**** Recorded data

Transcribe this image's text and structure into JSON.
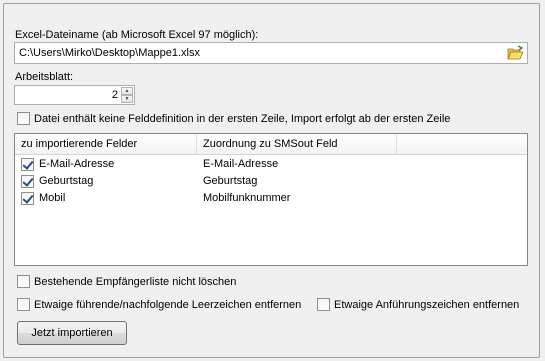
{
  "file": {
    "label": "Excel-Dateiname (ab Microsoft Excel 97 möglich):",
    "value": "C:\\Users\\Mirko\\Desktop\\Mappe1.xlsx"
  },
  "sheet": {
    "label": "Arbeitsblatt:",
    "value": "2"
  },
  "options": {
    "no_header_label": "Datei enthält keine Felddefinition in der ersten Zeile, Import erfolgt ab der ersten Zeile",
    "keep_list_label": "Bestehende Empfängerliste nicht löschen",
    "trim_spaces_label": "Etwaige führende/nachfolgende Leerzeichen entfernen",
    "remove_quotes_label": "Etwaige Anführungszeichen entfernen"
  },
  "fields": {
    "columns": [
      "zu importierende Felder",
      "Zuordnung zu SMSout Feld"
    ],
    "rows": [
      {
        "field": "E-Mail-Adresse",
        "mapping": "E-Mail-Adresse",
        "checked": true
      },
      {
        "field": "Geburtstag",
        "mapping": "Geburtstag",
        "checked": true
      },
      {
        "field": "Mobil",
        "mapping": "Mobilfunknummer",
        "checked": true
      }
    ]
  },
  "import_button": "Jetzt importieren"
}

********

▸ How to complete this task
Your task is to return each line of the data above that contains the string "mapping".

▸ Answer box
        "mapping": "E-Mail-Adresse",
        "mapping": "Geburtstag",
        "mapping": "Mobilfunknummer",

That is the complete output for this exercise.